On June 15, the Canadian Internet Registration Authority (CIRA) announces $1 million in Community Investment Program funding, which includes projects aimed at digital literacy around privacy and cybersecurity. One of the projects will enhance Canadians' knowledge about the Internet of Things (IoT). CIRA conducted research in March, 2017 which showed that of those Canadians who are aware of IoT, 73 per cent are concerned about the potential security threats, up 66 per cent from last year. Our research also showed that only 39 per cent of Canadians have heard of IoT. Given the vulnerability of some of these devices to cyberattack, this is concerning. Two other projects focus on digital privacy, including how to secure personal data when crossing the U.S. border.
CIRA's Community Investment Program funds projects run by Canadian not-for-profits, charities and research institutions that build a stronger, safer and more accessible Internet for all Canadians. Over the last four years CIRA has supported 99 projects with over $4.2 million in contributions.
Funding recipients (three of 21)
• Option Consommateurs - The Internet of Things: What are the issues facing consumers?
Baby monitors, smart TVs, children's toys, physical activity monitors and alarm systems are only a few examples of the types of smart devices that are in widespread use in Canada. Many people are not aware of the personal information that is collected through these devices, or the dangers they pose in terms of cybersecurity. Research will be conducted and a website will be constructed to help the Canadian population gain a better understanding of the privacy and security questions raised by these devices, and learn how to protect themselves. A video clip will be produced to inform consumers about and promote the website.

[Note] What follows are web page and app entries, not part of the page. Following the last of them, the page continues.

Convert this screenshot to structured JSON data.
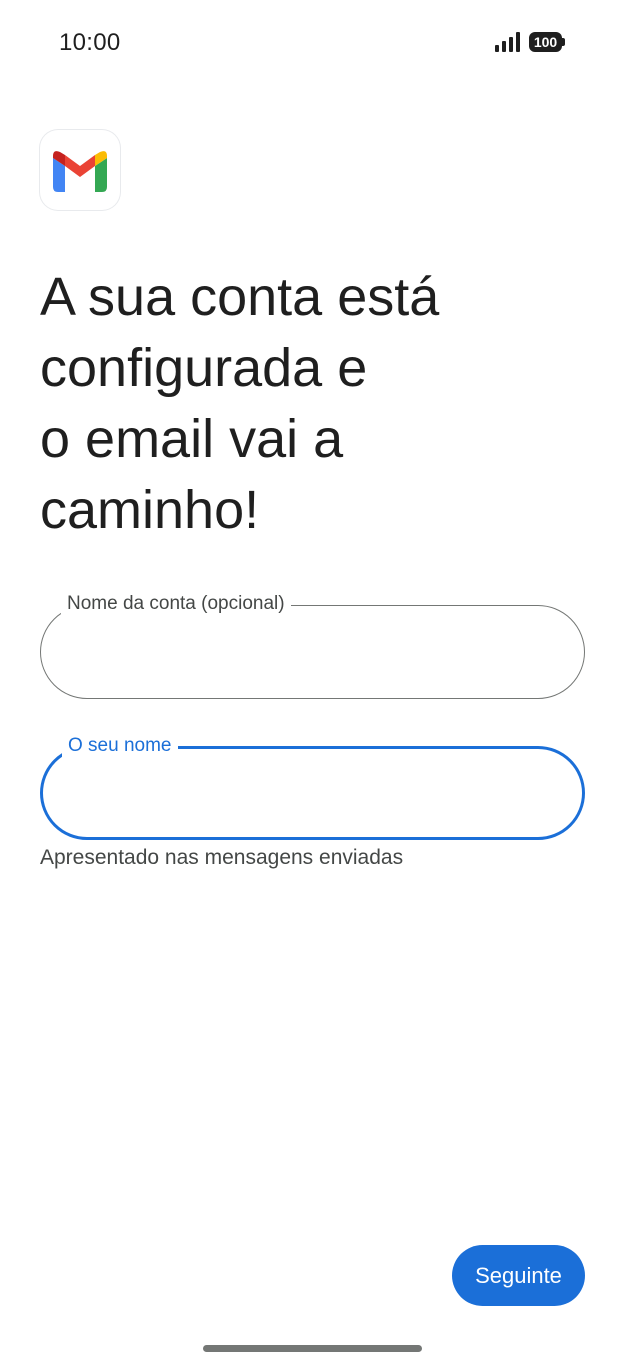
{
  "status_bar": {
    "time": "10:00",
    "signal_icon": "signal-bars-icon",
    "battery_level": "100"
  },
  "app": {
    "logo_icon": "gmail-logo-icon",
    "brand_colors": {
      "blue": "#4285F4",
      "red": "#EA4335",
      "yellow": "#FBBC04",
      "green": "#34A853",
      "dark_red": "#C5221F"
    }
  },
  "headline": {
    "line1": "A sua conta está",
    "line2": "configurada e",
    "line3": "o email vai a",
    "line4": "caminho!"
  },
  "form": {
    "account_name": {
      "label": "Nome da conta (opcional)",
      "value": ""
    },
    "sender_name": {
      "label": "O seu nome",
      "value": "",
      "helper": "Apresentado nas mensagens enviadas",
      "focused": true
    }
  },
  "actions": {
    "next_label": "Seguinte"
  },
  "colors": {
    "accent": "#1B6FD8",
    "text": "#1F1F1F",
    "secondary_text": "#444746",
    "outline": "#747775"
  }
}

• BC Civil Liberties Association/Canadian Internet Policy and Public Interest Clinic - Your Data at the Border: A privacy and security guide

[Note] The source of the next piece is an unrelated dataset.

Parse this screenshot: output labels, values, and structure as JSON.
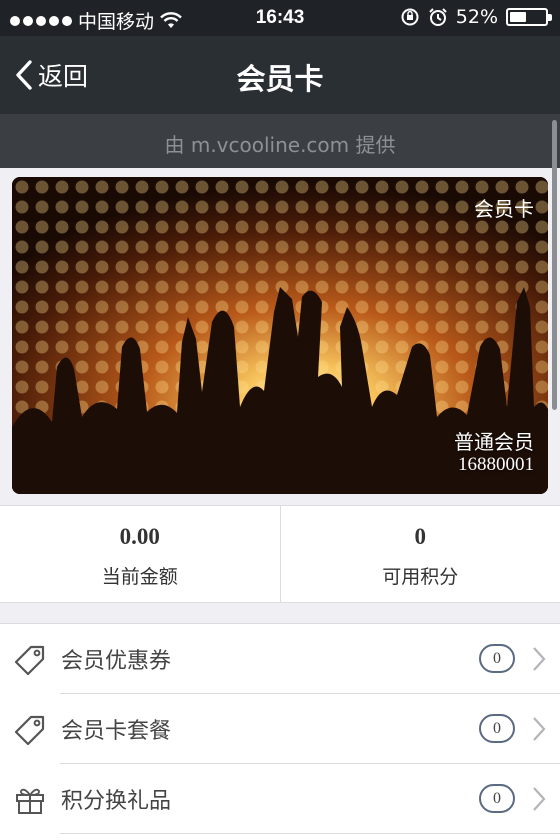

The BC Civil Liberties Association and the Canadian Internet Policy and Public Interest Clinic from the University of Ottawa will work together to produce a guidebook and online resource to help people protect their privacy and personal data when crossing the U.S.-Canada border. Whether its proprietary business information stored on s laptop, personal health information stored on a tablet or myriad of other information on a cell phone, this program will help Canadians understand their rights and enhance digital literacy on how to secure data before crossing the border.
• Canadian Journalists for Free Expression - Digital Security Training for Human Rights

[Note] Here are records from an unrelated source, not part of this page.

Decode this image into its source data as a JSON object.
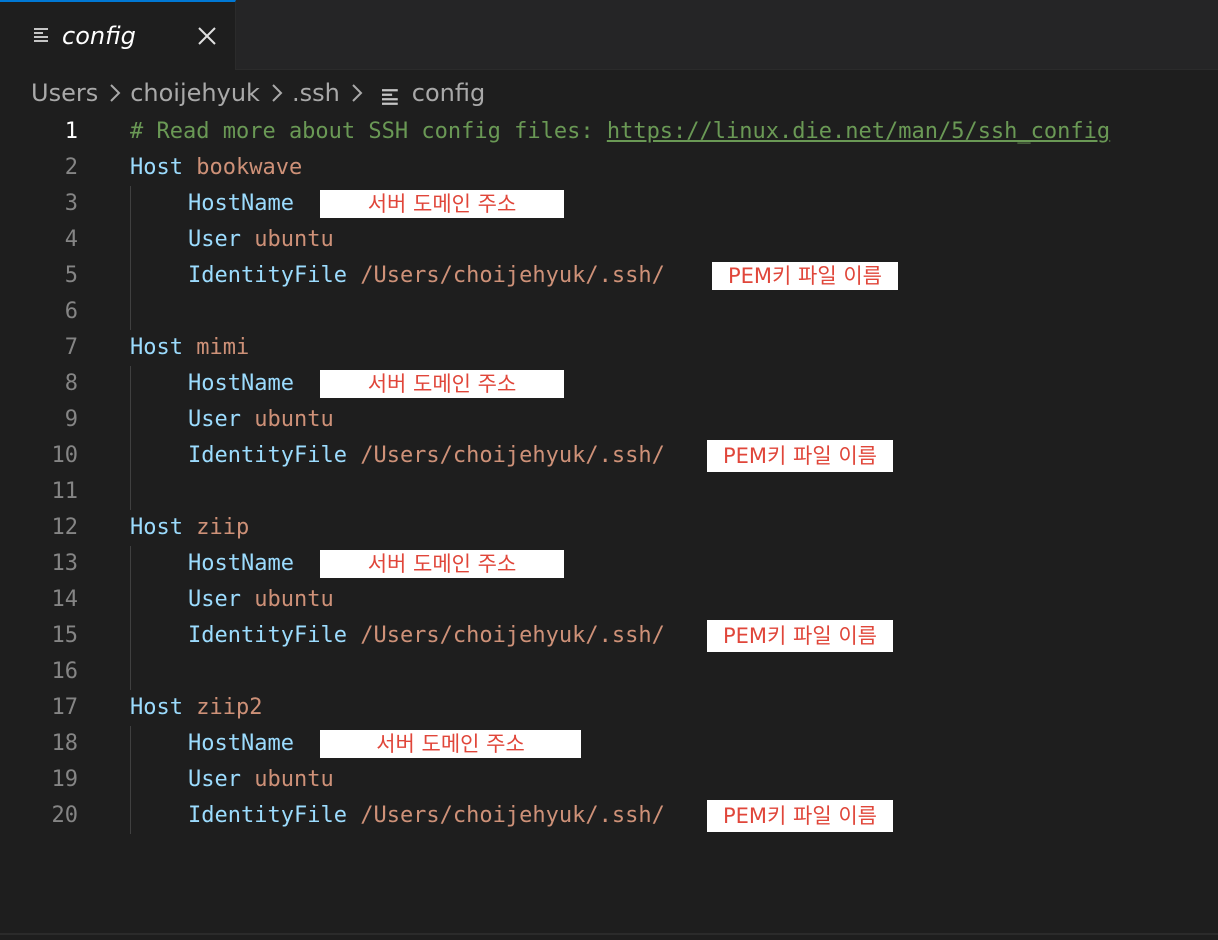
{
  "tab": {
    "label": "config",
    "icon": "file-lines-icon",
    "close_icon": "close-icon",
    "accent_color": "#0078d4"
  },
  "breadcrumb": {
    "items": [
      "Users",
      "choijehyuk",
      ".ssh"
    ],
    "file": "config"
  },
  "colors": {
    "background": "#1e1e1e",
    "comment": "#6a9955",
    "keyword": "#9cdcfe",
    "string": "#ce9178",
    "redaction_text": "#e0463a"
  },
  "editor": {
    "active_line": 1,
    "line_numbers": [
      "1",
      "2",
      "3",
      "4",
      "5",
      "6",
      "7",
      "8",
      "9",
      "10",
      "11",
      "12",
      "13",
      "14",
      "15",
      "16",
      "17",
      "18",
      "19",
      "20"
    ],
    "comment_prefix": "# Read more about SSH config files: ",
    "comment_link": "https://linux.die.net/man/5/ssh_config",
    "keywords": {
      "host": "Host",
      "hostname": "HostName",
      "user": "User",
      "identity_file": "IdentityFile"
    },
    "hosts": [
      {
        "name": "bookwave",
        "user": "ubuntu",
        "identity_path": "/Users/choijehyuk/.ssh/",
        "hostname_redaction": "서버 도메인 주소",
        "key_redaction": "PEM키 파일 이름"
      },
      {
        "name": "mimi",
        "user": "ubuntu",
        "identity_path": "/Users/choijehyuk/.ssh/",
        "hostname_redaction": "서버 도메인 주소",
        "key_redaction": "PEM키 파일 이름"
      },
      {
        "name": "ziip",
        "user": "ubuntu",
        "identity_path": "/Users/choijehyuk/.ssh/",
        "hostname_redaction": "서버 도메인 주소",
        "key_redaction": "PEM키 파일 이름"
      },
      {
        "name": "ziip2",
        "user": "ubuntu",
        "identity_path": "/Users/choijehyuk/.ssh/",
        "hostname_redaction": "서버 도메인 주소",
        "key_redaction": "PEM키 파일 이름"
      }
    ]
  }
}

Recent revelations of police surveillance of 11 journalists in Quebec and dozens of Indigenous activists in Canada demonstrate the precarious nature of digital communications, yet many journalists and human rights workers do not take measures to ensure digital security. Canadian Journalists for Free Expression will hold a free, full-day workshop highlighting the risks and practical ways to strengthen digital security. In addition to training 80 journalists and human rights workers at the event, a series of brief video tutorials will be available after the workshop as a resource for participants and the broader public.